Of the 40 countries signed up to the OECD Anti-Bribery Convention, only four are found to be engaged in "active enforcement" of the rules, according to Transparency International (TI), which has urged other nations and territories to join the convention.
"The G-20 [Group of 20] has repeatedly recommended that all G-20 states adhere to the OECD [Organisation for Economic Cooperation and Development] Anti-Bribery Convention. China, India, Indonesia and Saudi Arabia have not yet done so. In view of their growing role in international business, they should do so promptly.
"We also encourage Hong Kong, Malaysia, Singapore and Thailand to join the convention," the anti-corruption organisation said in its annual report released this week.
The four countries with active enforcement of the rules in regard to corruption by public officials are Germany, the United Kingdom, the United States and Switzerland, which control 26.2 per cent of the world's exports.
Italy, Australia, Austria and Finland - with 6.1 per cent of global exports - are rated by TI as signatories with moderate enforcement.
For a country to be classified in the "active" or "moderate" enforcement categories, at least one major case needs to have been commenced or concluded in the past four years.
The remaining 30 countries - accounting for 28.2 per cent of world exports - are those with "limited or little" enforcement, according to TI's report on the enforcement of rules on foreign bribery.

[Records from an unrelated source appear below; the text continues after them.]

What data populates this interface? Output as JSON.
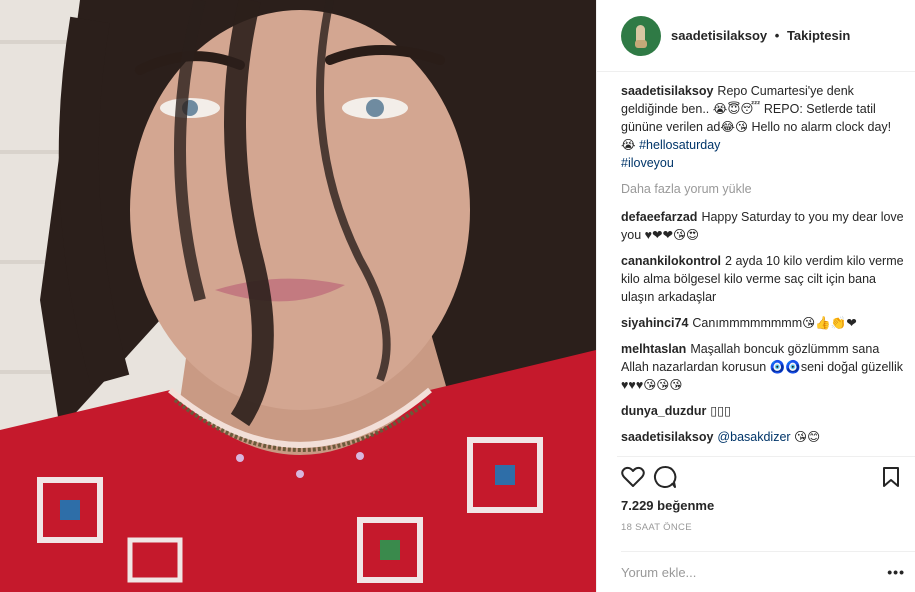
{
  "post": {
    "username": "saadetisilaksoy",
    "follow_label": "Takiptesin",
    "separator": "•"
  },
  "caption": {
    "username": "saadetisilaksoy",
    "text": "Repo Cumartesi'ye denk geldiğinde ben.. 😭😇😴 REPO: Setlerde tatil gününe verilen ad😂😘 Hello no alarm clock day! 😭",
    "tags": [
      "#hellosaturday",
      "#iloveyou"
    ]
  },
  "load_more": "Daha fazla yorum yükle",
  "comments": [
    {
      "user": "defaeefarzad",
      "text": "Happy Saturday to you my dear love you ♥❤❤😘😍"
    },
    {
      "user": "canankilokontrol",
      "text": "2 ayda 10 kilo verdim kilo verme kilo alma bölgesel kilo verme saç cilt için bana ulaşın arkadaşlar"
    },
    {
      "user": "siyahinci74",
      "text": "Canımmmmmmmm😘👍👏❤"
    },
    {
      "user": "melhtaslan",
      "text": "Maşallah boncuk gözlümmm sana Allah nazarlardan korusun 🧿🧿seni doğal güzellik ♥♥♥😘😘😘"
    },
    {
      "user": "dunya_duzdur",
      "text": "▯▯▯"
    },
    {
      "user": "saadetisilaksoy",
      "mention": "@basakdizer",
      "text": "😘😊"
    }
  ],
  "likes": "7.229 beğenme",
  "time_ago": "18 SAAT ÖNCE",
  "add_comment_placeholder": "Yorum ekle...",
  "more_label": "•••",
  "colors": {
    "accent": "#003569",
    "muted": "#999999",
    "avatar_bg": "#2f7a45"
  }
}
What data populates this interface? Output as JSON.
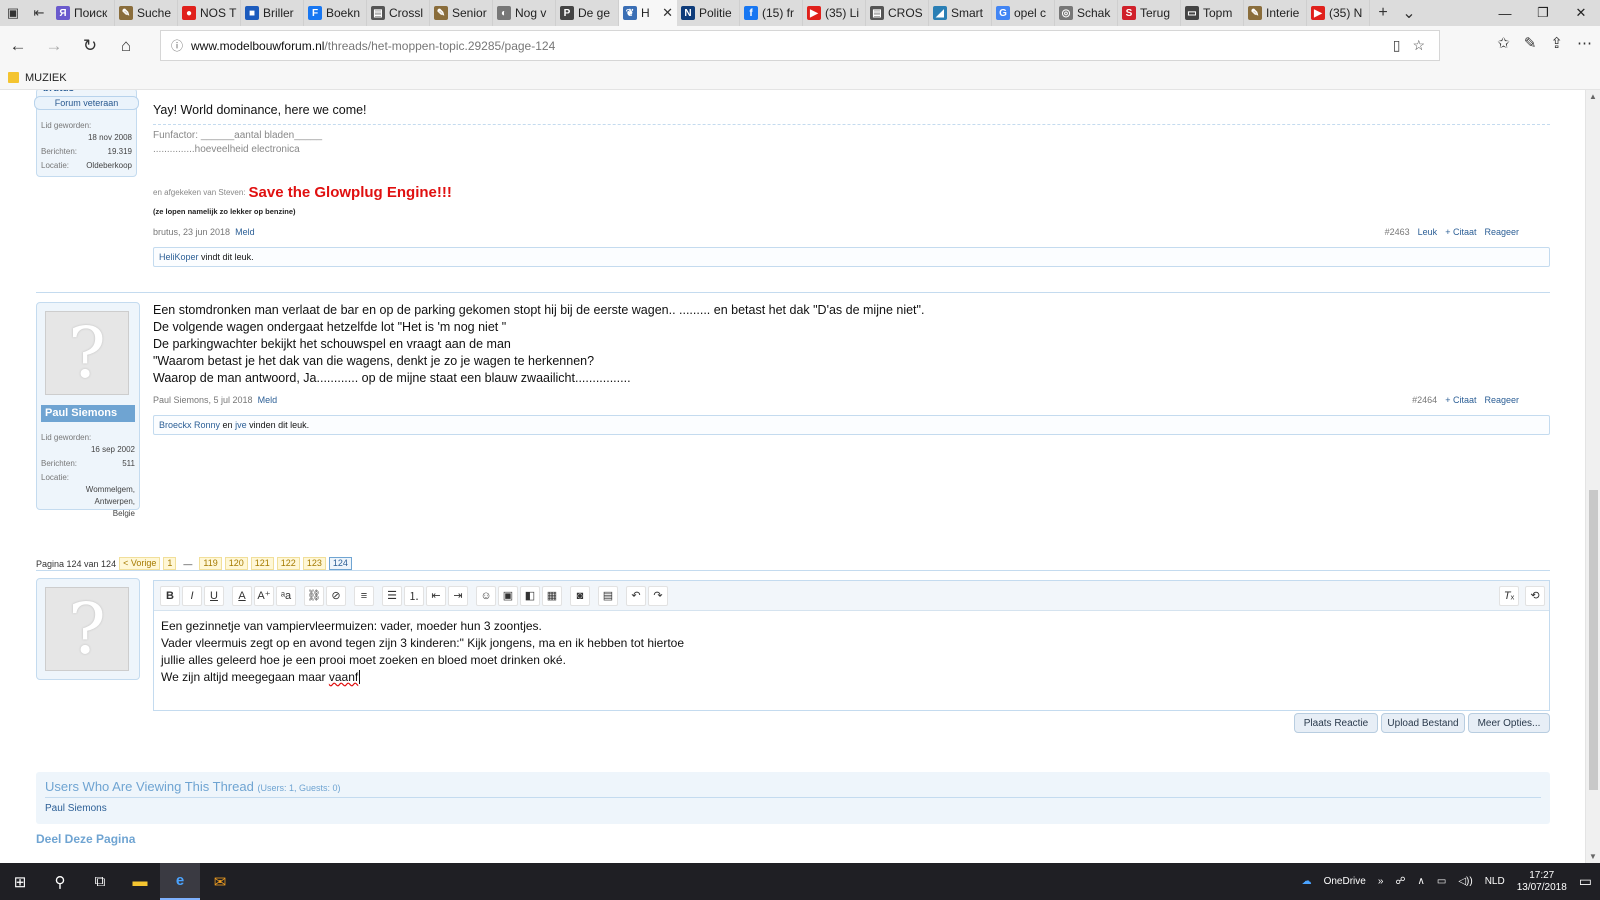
{
  "browser": {
    "tabs": [
      {
        "label": "Поиск",
        "color": "#6a5acd",
        "icon": "Я"
      },
      {
        "label": "Suche",
        "color": "#8a6d3b",
        "icon": "✎"
      },
      {
        "label": "NOS T",
        "color": "#e0201b",
        "icon": "●"
      },
      {
        "label": "Briller",
        "color": "#1c5bbd",
        "icon": "■"
      },
      {
        "label": "Boekn",
        "color": "#1877f2",
        "icon": "F"
      },
      {
        "label": "Crossl",
        "color": "#555555",
        "icon": "▤"
      },
      {
        "label": "Senior",
        "color": "#8a6d3b",
        "icon": "✎"
      },
      {
        "label": "Nog v",
        "color": "#777777",
        "icon": "◐"
      },
      {
        "label": "De ge",
        "color": "#444444",
        "icon": "P"
      },
      {
        "label": "H",
        "color": "#3b6fb5",
        "icon": "❦"
      },
      {
        "label": "Politie",
        "color": "#0d3b7a",
        "icon": "N"
      },
      {
        "label": "(15) fr",
        "color": "#1877f2",
        "icon": "f"
      },
      {
        "label": "(35) Li",
        "color": "#e0201b",
        "icon": "▶"
      },
      {
        "label": "CROS",
        "color": "#555555",
        "icon": "▤"
      },
      {
        "label": "Smart",
        "color": "#2a7fb5",
        "icon": "◢"
      },
      {
        "label": "opel c",
        "color": "#4285f4",
        "icon": "G"
      },
      {
        "label": "Schak",
        "color": "#777777",
        "icon": "◎"
      },
      {
        "label": "Terug",
        "color": "#d0202a",
        "icon": "S"
      },
      {
        "label": "Topm",
        "color": "#444444",
        "icon": "▭"
      },
      {
        "label": "Interie",
        "color": "#8a6d3b",
        "icon": "✎"
      },
      {
        "label": "(35) N",
        "color": "#e0201b",
        "icon": "▶"
      }
    ],
    "active_tab_index": 9,
    "url_domain": "www.modelbouwforum.nl",
    "url_path": "/threads/het-moppen-topic.29285/page-124",
    "favorites": [
      {
        "label": "MUZIEK"
      }
    ]
  },
  "post1": {
    "username_partial": "brutus",
    "role": "Forum veteraan",
    "stats": [
      {
        "label": "Lid geworden:",
        "value": "18 nov 2008"
      },
      {
        "label": "Berichten:",
        "value": "19.319"
      },
      {
        "label": "Locatie:",
        "value": "Oldeberkoop"
      }
    ],
    "message": "Yay! World dominance, here we come!",
    "signature": {
      "funfactor_label": "Funfactor:",
      "funfactor_value": "______aantal bladen_____",
      "funfactor_line2": "...............hoeveelheid electronica",
      "stolen_from": "en afgekeken van Steven:",
      "glowplug": "Save the Glowplug Engine!!!",
      "benzine": "(ze lopen namelijk zo lekker op benzine)"
    },
    "meta_author_date": "brutus, 23 jun 2018",
    "report": "Meld",
    "post_number": "#2463",
    "like": "Leuk",
    "quote": "+ Citaat",
    "reply": "Reageer",
    "liked_by": "HeliKoper",
    "liked_suffix": "vindt dit leuk."
  },
  "post2": {
    "username": "Paul Siemons",
    "stats": [
      {
        "label": "Lid geworden:",
        "value": "16 sep 2002"
      },
      {
        "label": "Berichten:",
        "value": "511"
      },
      {
        "label": "Locatie:",
        "value": "Wommelgem, Antwerpen, Belgie"
      }
    ],
    "lines": [
      "Een stomdronken man verlaat de bar en op de parking gekomen stopt hij bij de eerste wagen.. ......... en betast het dak \"D'as de mijne niet\".",
      "De volgende wagen ondergaat hetzelfde lot \"Het is 'm nog niet \"",
      "De parkingwachter bekijkt het schouwspel en vraagt aan de man",
      "\"Waarom betast je het dak van die wagens, denkt je zo je wagen te herkennen?",
      "Waarop de man antwoord, Ja............ op de mijne staat een blauw zwaailicht................"
    ],
    "meta_author_date": "Paul Siemons, 5 jul 2018",
    "report": "Meld",
    "post_number": "#2464",
    "quote": "+ Citaat",
    "reply": "Reageer",
    "liked_by_1": "Broeckx Ronny",
    "liked_and": "en",
    "liked_by_2": "jve",
    "liked_suffix": "vinden dit leuk."
  },
  "pagination": {
    "label": "Pagina 124 van 124",
    "prev": "< Vorige",
    "first": "1",
    "ellipsis": "—",
    "pages": [
      "119",
      "120",
      "121",
      "122",
      "123"
    ],
    "current": "124"
  },
  "editor": {
    "lines": [
      "Een gezinnetje van vampiervleermuizen: vader, moeder hun 3 zoontjes.",
      "Vader vleermuis zegt op en avond tegen zijn 3 kinderen:\" Kijk jongens, ma en ik hebben tot hiertoe",
      "jullie alles geleerd hoe je een prooi moet zoeken en bloed moet drinken oké."
    ],
    "last_line_prefix": "We zijn altijd meegegaan maar",
    "last_line_misspelled": "vaanf"
  },
  "buttons": {
    "submit": "Plaats Reactie",
    "upload": "Upload Bestand",
    "more": "Meer Opties..."
  },
  "viewers": {
    "title": "Users Who Are Viewing This Thread",
    "counts": "(Users: 1, Guests: 0)",
    "names": "Paul Siemons"
  },
  "share_title": "Deel Deze Pagina",
  "taskbar": {
    "onedrive": "OneDrive",
    "lang": "NLD",
    "time": "17:27",
    "date": "13/07/2018"
  }
}
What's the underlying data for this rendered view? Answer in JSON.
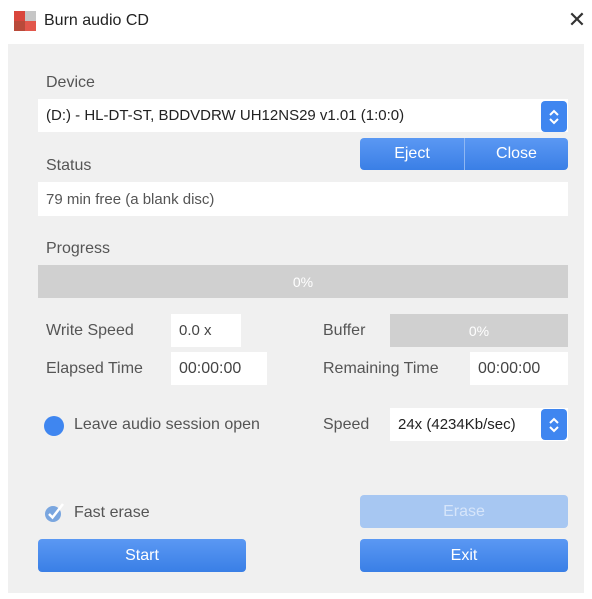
{
  "window": {
    "title": "Burn audio CD",
    "close_icon": "close-icon"
  },
  "device": {
    "label": "Device",
    "selected": "(D:) - HL-DT-ST, BDDVDRW UH12NS29 v1.01 (1:0:0)",
    "eject_label": "Eject",
    "close_label": "Close"
  },
  "status": {
    "label": "Status",
    "value": "79 min free (a blank disc)"
  },
  "progress": {
    "label": "Progress",
    "percent_text": "0%",
    "value": 0
  },
  "write_speed": {
    "label": "Write Speed",
    "value": "0.0 x"
  },
  "buffer": {
    "label": "Buffer",
    "percent_text": "0%",
    "value": 0
  },
  "elapsed": {
    "label": "Elapsed Time",
    "value": "00:00:00"
  },
  "remaining": {
    "label": "Remaining Time",
    "value": "00:00:00"
  },
  "leave_session": {
    "label": "Leave audio session open",
    "checked": true
  },
  "speed": {
    "label": "Speed",
    "selected": "24x (4234Kb/sec)"
  },
  "fast_erase": {
    "label": "Fast erase",
    "checked": true
  },
  "actions": {
    "erase_label": "Erase",
    "start_label": "Start",
    "exit_label": "Exit"
  },
  "colors": {
    "accent": "#3f86f0",
    "panel": "#f0f0f0",
    "bar_bg": "#d0d0d0",
    "disabled": "#a7c7f2"
  }
}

The OECD convention targets officials who have committed any forms of bribery in order to increase exports from their countries.